## YOUR ASSIGNMENT
Locate and copy each line in the data that contains the word "Trace".

#### STUDY MATERIAL ####

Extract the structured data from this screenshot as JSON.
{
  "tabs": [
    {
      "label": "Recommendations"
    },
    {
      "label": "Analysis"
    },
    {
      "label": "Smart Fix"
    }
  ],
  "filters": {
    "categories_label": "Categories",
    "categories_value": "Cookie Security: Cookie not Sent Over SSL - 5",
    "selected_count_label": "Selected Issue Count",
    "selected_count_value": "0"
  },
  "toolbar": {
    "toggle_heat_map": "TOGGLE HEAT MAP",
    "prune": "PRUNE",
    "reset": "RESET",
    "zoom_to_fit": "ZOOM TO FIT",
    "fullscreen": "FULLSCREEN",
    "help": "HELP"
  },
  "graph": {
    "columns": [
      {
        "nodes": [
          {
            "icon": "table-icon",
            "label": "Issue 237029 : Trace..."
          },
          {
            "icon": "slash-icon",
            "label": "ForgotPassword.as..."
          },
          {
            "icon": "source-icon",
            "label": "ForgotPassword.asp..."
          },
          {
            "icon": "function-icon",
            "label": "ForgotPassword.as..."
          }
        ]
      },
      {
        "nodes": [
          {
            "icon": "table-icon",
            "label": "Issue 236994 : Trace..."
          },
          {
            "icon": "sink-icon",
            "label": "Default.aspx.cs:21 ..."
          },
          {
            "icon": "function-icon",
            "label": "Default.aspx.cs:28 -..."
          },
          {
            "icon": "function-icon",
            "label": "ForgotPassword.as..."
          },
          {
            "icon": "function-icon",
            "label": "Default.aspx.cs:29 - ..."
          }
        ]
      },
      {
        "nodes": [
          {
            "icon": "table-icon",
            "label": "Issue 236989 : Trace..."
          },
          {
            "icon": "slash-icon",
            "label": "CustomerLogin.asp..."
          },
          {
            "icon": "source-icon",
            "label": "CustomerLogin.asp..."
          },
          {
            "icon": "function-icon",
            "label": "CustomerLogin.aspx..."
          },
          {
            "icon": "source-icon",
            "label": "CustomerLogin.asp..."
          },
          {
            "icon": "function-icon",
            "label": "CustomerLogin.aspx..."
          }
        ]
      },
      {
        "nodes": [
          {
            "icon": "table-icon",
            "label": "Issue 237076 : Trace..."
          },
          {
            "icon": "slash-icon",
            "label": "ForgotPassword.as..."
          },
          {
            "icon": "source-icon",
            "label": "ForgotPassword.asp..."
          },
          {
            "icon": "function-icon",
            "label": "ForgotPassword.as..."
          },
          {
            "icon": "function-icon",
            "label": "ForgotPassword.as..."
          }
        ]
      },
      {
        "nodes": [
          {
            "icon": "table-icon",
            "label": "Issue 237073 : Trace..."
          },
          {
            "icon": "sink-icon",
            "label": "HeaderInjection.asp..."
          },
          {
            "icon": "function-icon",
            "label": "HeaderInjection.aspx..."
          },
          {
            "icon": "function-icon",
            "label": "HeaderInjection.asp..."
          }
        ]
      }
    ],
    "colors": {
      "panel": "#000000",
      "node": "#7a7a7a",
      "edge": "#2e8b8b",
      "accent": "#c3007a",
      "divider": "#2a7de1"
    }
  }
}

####

## EXPECTED OUTPUT
            "label": "Issue 237029 : Trace..."
            "label": "Issue 236994 : Trace..."
            "label": "Issue 236989 : Trace..."
            "label": "Issue 237076 : Trace..."
            "label": "Issue 237073 : Trace..."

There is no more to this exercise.